Prompt:
Copy all lines below that use the word "NineData".

Excerpted data:
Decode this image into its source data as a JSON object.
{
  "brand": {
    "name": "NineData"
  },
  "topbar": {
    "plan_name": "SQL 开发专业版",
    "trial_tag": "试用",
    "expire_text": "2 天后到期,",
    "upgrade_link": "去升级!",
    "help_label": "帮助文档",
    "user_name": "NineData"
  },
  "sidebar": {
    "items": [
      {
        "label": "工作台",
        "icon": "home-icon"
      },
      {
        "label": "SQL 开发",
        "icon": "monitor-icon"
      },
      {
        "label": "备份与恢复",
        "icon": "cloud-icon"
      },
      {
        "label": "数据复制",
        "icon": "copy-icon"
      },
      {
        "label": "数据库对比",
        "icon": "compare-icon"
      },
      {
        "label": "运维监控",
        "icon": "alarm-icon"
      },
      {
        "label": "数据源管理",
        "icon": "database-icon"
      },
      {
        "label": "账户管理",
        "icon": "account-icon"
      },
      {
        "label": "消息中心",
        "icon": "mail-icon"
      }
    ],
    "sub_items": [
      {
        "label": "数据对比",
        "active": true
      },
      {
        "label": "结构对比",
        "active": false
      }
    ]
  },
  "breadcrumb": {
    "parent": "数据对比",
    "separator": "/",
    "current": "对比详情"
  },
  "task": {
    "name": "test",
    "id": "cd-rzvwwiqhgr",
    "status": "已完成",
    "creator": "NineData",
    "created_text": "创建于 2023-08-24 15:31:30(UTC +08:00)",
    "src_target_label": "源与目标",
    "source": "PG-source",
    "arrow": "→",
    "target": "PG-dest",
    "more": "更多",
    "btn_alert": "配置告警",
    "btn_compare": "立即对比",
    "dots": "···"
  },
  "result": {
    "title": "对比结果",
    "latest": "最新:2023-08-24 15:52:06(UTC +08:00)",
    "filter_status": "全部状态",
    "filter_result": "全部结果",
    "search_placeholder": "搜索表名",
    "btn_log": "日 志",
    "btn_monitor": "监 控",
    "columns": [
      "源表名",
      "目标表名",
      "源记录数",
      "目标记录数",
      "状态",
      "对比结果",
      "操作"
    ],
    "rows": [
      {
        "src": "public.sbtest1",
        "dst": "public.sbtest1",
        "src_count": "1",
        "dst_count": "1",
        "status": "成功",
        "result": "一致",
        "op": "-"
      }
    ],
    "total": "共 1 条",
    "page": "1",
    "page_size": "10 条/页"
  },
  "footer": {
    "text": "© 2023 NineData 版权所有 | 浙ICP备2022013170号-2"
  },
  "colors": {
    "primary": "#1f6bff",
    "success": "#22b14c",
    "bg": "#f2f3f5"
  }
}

Answer to the problem:
    "name": "NineData"
    "user_name": "NineData"
    "creator": "NineData",
    "text": "© 2023 NineData 版权所有 | 浙ICP备2022013170号-2"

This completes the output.